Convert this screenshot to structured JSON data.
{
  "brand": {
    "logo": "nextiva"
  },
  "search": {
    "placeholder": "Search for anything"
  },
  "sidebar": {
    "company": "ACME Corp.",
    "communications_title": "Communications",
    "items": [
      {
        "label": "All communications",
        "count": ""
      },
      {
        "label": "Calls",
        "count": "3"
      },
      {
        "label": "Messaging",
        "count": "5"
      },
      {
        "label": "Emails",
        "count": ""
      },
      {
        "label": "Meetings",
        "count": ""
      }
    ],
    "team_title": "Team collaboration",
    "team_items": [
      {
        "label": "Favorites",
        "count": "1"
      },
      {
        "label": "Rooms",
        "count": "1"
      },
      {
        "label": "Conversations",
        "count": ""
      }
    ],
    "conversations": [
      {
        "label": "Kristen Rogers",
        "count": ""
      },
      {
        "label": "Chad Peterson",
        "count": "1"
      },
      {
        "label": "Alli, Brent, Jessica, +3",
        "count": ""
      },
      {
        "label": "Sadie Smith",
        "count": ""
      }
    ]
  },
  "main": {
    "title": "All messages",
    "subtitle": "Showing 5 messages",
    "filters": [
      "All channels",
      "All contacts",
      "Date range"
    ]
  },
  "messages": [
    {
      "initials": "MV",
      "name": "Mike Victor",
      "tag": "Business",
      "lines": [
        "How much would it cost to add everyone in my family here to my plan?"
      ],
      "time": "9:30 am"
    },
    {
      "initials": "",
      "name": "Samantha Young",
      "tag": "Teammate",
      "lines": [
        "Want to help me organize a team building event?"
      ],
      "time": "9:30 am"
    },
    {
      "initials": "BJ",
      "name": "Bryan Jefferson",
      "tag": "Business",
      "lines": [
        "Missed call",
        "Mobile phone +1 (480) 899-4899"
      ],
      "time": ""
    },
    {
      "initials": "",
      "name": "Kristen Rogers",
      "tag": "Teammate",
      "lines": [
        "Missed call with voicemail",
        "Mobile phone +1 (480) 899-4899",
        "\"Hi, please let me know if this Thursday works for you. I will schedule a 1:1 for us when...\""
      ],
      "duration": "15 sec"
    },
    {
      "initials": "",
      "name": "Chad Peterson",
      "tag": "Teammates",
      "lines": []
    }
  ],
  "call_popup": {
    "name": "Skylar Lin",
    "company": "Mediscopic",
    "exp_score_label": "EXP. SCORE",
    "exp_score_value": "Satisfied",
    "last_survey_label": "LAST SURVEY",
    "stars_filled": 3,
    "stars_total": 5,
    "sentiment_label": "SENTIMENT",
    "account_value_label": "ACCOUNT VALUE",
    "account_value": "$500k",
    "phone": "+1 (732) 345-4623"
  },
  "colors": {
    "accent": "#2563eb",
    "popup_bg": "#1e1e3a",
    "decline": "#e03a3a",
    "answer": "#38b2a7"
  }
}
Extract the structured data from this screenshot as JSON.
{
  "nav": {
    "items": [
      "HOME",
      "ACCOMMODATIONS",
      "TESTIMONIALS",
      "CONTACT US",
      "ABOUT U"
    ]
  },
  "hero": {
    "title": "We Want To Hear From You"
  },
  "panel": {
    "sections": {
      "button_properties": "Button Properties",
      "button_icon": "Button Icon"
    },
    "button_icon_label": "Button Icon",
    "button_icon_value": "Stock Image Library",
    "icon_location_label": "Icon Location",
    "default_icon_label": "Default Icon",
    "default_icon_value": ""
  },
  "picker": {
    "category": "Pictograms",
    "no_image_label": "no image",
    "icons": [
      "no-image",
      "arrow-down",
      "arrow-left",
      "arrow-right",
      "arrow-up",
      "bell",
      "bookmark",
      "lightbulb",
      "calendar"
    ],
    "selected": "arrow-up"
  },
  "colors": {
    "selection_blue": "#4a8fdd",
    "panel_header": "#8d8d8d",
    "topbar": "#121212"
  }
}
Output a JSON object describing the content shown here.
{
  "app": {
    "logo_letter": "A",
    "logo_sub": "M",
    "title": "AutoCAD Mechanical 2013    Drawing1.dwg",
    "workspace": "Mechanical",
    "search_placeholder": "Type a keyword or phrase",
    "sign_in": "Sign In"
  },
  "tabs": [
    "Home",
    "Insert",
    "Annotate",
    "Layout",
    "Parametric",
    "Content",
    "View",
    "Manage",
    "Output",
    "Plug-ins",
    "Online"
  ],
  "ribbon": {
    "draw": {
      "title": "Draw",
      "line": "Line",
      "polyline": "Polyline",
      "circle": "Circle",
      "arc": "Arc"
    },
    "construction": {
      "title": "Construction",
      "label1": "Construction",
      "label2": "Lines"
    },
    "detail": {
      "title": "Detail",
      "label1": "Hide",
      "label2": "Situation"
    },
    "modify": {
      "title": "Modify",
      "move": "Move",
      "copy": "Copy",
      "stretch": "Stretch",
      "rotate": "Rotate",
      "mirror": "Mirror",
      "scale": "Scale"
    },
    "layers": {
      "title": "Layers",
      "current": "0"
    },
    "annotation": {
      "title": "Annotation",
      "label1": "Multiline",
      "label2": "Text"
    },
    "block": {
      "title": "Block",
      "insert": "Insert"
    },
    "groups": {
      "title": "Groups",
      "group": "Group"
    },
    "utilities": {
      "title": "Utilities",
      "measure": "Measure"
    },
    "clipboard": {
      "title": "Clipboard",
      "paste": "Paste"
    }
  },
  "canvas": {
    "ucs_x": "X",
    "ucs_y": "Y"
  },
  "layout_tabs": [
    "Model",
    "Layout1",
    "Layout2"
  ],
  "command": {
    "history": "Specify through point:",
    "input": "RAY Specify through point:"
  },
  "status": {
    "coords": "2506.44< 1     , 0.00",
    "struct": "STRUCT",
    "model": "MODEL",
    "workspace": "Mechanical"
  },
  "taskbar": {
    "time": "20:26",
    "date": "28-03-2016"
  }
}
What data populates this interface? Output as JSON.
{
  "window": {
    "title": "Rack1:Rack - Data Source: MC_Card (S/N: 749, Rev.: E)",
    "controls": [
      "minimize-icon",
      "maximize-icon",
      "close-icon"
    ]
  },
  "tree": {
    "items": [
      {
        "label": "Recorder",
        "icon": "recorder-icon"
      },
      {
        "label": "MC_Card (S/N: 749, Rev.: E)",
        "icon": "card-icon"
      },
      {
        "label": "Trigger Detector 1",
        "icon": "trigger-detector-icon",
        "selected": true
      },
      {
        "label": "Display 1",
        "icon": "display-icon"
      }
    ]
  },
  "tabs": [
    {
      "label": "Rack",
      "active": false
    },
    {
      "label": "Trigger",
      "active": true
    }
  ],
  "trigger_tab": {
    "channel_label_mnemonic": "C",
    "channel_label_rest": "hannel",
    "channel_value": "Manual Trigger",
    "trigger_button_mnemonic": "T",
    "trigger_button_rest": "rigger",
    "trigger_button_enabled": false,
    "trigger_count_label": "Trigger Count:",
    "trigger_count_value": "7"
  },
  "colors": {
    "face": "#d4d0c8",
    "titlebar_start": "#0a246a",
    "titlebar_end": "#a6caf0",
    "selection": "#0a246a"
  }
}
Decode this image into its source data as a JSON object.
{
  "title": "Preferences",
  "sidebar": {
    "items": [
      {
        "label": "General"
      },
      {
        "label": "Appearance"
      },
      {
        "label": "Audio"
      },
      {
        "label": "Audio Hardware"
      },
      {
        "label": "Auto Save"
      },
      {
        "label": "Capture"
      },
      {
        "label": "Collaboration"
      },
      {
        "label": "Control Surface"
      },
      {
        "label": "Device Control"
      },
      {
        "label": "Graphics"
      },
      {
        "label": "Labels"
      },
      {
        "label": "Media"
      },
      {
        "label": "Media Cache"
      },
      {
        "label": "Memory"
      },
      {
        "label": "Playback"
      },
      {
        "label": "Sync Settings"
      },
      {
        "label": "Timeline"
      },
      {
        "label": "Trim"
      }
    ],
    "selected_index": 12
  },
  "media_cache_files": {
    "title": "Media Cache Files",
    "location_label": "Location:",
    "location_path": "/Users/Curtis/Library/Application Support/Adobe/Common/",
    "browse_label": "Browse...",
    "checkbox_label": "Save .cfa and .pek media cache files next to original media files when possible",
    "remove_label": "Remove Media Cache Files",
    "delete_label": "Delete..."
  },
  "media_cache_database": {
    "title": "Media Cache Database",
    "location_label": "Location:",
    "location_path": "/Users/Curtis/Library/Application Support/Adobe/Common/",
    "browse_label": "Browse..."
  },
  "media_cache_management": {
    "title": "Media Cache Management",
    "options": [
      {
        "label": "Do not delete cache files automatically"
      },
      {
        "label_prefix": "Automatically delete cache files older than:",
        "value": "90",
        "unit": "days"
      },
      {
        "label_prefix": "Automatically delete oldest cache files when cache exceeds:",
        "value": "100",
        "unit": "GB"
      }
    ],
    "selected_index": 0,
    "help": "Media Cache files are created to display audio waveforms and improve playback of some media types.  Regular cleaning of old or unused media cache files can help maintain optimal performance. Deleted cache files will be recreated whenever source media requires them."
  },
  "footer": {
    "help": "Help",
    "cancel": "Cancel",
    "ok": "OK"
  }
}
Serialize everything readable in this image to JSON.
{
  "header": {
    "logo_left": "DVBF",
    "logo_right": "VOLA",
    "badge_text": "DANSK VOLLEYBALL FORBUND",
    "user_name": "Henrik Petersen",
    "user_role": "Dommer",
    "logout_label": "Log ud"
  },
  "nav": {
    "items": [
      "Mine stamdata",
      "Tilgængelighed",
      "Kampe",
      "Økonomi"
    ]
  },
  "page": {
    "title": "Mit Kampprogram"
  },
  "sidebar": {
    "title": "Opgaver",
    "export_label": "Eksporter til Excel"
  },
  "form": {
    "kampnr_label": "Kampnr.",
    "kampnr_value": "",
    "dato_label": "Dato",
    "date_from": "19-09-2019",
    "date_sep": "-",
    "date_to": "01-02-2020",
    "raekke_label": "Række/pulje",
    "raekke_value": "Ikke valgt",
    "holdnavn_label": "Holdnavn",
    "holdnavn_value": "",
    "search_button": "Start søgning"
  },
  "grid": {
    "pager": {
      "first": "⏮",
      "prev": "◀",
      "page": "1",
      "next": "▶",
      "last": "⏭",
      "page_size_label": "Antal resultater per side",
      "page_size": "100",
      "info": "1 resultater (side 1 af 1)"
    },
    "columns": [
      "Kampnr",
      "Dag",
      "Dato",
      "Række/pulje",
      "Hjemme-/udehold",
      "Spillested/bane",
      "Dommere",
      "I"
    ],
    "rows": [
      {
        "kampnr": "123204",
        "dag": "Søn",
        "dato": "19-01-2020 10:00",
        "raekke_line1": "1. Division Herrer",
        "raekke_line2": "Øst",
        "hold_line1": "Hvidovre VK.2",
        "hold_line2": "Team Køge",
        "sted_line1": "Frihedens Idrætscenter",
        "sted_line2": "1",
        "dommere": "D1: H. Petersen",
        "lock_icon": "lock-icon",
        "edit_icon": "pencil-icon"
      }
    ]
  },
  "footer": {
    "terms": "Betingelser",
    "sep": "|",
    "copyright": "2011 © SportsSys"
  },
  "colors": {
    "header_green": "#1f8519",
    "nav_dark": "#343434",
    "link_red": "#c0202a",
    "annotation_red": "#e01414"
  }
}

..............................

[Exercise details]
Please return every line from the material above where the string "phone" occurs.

[Answer to the exercise]
        "Mobile phone +1 (480) 899-4899"
        "Mobile phone +1 (480) 899-4899",
    "phone": "+1 (732) 345-4623"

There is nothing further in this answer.